To do |
All lines in the records that carry the string "data" are to be shown.

────────

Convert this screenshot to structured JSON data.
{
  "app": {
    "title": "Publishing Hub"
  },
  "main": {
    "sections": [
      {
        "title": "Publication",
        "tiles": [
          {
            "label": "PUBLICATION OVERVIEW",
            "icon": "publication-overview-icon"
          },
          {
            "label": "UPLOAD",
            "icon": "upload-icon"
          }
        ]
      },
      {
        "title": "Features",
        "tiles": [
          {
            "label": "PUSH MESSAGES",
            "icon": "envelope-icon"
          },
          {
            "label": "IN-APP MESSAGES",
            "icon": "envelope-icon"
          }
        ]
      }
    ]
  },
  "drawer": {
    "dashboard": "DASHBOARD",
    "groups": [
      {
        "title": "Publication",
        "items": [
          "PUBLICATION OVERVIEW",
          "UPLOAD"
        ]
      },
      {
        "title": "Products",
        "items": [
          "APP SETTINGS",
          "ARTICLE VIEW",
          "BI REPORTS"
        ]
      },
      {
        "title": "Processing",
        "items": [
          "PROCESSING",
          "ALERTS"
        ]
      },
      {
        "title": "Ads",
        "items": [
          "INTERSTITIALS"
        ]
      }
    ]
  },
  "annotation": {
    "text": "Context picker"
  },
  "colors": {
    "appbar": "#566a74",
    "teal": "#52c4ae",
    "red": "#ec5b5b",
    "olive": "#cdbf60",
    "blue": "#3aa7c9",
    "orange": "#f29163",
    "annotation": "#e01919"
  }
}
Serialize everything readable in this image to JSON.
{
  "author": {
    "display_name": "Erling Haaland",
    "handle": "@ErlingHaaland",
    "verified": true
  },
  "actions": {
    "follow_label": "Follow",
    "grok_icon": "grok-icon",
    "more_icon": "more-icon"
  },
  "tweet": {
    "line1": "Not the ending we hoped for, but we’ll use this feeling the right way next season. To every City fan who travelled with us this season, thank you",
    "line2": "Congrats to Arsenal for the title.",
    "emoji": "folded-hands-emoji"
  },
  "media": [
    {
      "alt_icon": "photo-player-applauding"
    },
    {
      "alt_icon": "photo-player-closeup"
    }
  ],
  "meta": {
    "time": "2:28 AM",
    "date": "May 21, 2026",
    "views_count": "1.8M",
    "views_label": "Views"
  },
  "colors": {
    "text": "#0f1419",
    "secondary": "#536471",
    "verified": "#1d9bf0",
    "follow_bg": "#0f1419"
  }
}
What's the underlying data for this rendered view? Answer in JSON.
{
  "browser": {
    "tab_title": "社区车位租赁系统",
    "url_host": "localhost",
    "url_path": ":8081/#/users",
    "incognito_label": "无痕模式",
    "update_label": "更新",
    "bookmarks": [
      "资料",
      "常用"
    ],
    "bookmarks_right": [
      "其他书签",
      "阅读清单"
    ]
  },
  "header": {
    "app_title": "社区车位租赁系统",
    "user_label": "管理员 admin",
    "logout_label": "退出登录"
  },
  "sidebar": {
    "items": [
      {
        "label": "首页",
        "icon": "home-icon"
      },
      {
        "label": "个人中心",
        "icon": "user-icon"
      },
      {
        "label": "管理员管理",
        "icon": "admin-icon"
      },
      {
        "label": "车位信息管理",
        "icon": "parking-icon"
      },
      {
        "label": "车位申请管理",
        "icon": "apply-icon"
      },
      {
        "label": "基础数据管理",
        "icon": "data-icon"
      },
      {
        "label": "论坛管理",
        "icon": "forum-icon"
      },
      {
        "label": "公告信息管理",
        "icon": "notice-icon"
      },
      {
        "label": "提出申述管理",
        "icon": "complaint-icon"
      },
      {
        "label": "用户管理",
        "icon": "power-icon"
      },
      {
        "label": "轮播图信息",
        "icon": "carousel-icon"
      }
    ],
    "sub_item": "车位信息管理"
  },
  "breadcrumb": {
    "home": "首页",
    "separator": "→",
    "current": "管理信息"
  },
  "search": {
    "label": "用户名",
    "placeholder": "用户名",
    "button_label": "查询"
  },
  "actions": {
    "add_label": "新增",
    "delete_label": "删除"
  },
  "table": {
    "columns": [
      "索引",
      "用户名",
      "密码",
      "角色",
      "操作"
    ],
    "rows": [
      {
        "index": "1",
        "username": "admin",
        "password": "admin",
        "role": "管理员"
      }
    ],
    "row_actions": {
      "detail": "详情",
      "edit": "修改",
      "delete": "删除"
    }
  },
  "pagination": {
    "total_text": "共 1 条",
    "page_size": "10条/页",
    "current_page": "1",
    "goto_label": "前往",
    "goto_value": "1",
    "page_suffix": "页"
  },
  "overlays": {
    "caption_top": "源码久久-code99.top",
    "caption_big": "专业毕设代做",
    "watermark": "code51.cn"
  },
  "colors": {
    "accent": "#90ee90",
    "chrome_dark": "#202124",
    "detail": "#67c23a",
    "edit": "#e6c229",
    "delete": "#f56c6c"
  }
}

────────

Task response |
Convert this screenshot to structured JSON data.
What's the underlying data for this rendered view? Answer in JSON.
        "icon": "data-icon"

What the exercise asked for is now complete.